MONTPELIER - A New England environmental group that typically targets large corporate polluters has included two unlikely names on its 2006 list of "Dirty Dozen" polluters - New York's environmental regulatory agency and Vermont's largest operator of waste recycling programs.
On Monday, the Montpelier-based citizens' watchdog group, Toxics Action Center, named the New York State Department of Environmental Conservation (NYDEC) and the Chittenden Solid Waste District (CSWD) on its annual roll call of pollution-causing bad guys. According to Mia Scampini of the Toxic Action Center, NYDEC received the "honor" this year because of its decision last month to allow a test burn of tire-derived fuel at International Paper's Ticonderoga mill without mandating industry-standard pollution controls. Scampini claims that decision ran contrary to internal recommendations by the agency's own scientists. A spokesperson for the DEC couldn't be reached for comment as of press time.
Also named this year was CSWD, Scampini says, because of its recent proposal to build a new, 66-acre landfill in Williston near a residential area. Toxics Action Center contends that the new facility is unnecessary because there's already sufficient capacity in Vermont's two existing landfills, in Moretown and Coventry, to last another 24 years.
"This landfill is a very short-sighted way for them to manage waste," Scampini charges. "We would like to see them increase the output of their recycling programs and start looking into more sustainable ways of managing waste."
Toxics Action Center is calling on CSWD to put the landfill proposal on hold for at least a year to research alternative methods of waste disposal and resource recovery, especially since there's no urgency to open the new landfill.

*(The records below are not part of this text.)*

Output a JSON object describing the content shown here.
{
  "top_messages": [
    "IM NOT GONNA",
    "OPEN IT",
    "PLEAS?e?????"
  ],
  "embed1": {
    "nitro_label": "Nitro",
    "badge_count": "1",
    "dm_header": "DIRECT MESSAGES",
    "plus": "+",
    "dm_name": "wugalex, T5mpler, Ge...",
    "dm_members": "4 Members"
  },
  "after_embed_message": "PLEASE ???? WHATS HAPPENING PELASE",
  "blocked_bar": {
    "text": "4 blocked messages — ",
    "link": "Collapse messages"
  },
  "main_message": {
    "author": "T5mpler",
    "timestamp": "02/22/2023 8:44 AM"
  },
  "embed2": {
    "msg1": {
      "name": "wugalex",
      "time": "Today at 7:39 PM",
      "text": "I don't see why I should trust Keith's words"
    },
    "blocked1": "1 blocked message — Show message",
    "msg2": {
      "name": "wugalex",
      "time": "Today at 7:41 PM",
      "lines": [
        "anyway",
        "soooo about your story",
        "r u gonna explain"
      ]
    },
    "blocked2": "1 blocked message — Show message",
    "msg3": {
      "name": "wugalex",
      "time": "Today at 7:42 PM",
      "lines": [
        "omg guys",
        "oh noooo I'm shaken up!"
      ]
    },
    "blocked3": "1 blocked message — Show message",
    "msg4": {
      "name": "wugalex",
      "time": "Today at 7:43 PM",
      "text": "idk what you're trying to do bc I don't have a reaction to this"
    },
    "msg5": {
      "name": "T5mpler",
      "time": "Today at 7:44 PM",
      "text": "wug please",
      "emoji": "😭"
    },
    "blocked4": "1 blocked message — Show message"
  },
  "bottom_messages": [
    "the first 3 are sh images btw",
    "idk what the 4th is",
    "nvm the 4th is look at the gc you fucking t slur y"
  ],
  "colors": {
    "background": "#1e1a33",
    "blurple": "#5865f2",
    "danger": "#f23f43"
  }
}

"If they want to put us on a list of their dirty dozen, I'm disappointed, but that's their prerogative," says Tom Moreau, general manager of CSWD. "I don't think any of us is sitting here saying, 'Oh, goody! Let's build another landfill.' But if you're going to have one, we should make it as environmentally sound as possible."
Moreau says he finds it "ironic" that Toxics Action Center would recommend that Chittenden County continue shipping 145,000 tons of solid waste produced each year to two landfills that the environmental group has openly criticized in the past.
"Zero waste is a good goal," he adds, "but until we can get society to change its wasteful habits, landfills are a necessary evil."
The third local "Dirty Dozen" recipient was the Vermont Yankee nuclear power plant in Vernon. This is the second year that Vermont Yankee has made the list. The first time was for a petition filed by Entergy Nuclear to increase the plant's operating capacity to 120 percent, which was granted in March. This year, Scampini says, the nuclear facility was singled out for its decision to store radioactive waste in dry-cask storage containers along the banks of the Connecticut River.
Nine other "Dirty Dozen" sites were named in Rhode Island, New Hampshire, Massachusetts, Con- necticut and Maine.
This is the tenth year that Toxics Action Center has spotlighted environmental and public-health threats. It isn't the first time a state agency made the list. In 2000, Massachusetts was similarly shamed for its decision to spray pesticides in response to the West Nile virus; likewise, in 2003, the Massachusetts Department of Conservation and Recreation received a Dirty Dozen award for petitioning the Town of Natick to apply weed killer to Lake Cochituate.
What do the "Dirty Dozen" awards accomplish, other than drawing public attention to ongoing or recent environmental fights? According to Scampini, sometimes they're a catalyst for change.
She cites an example in Williamstown, where a community group nominated UniFirst, one of the nation's largest suppliers of workplace uniforms and protective apparel, for the award last year. There, citizens had long been urging the company and the state to move faster on cleaning up an underground toxic plume, which had contaminated groundwater.
Scampini claims that after the "award" was given last fall, the state announced plans to oversee full remediation of the site and find the community a clean water supply.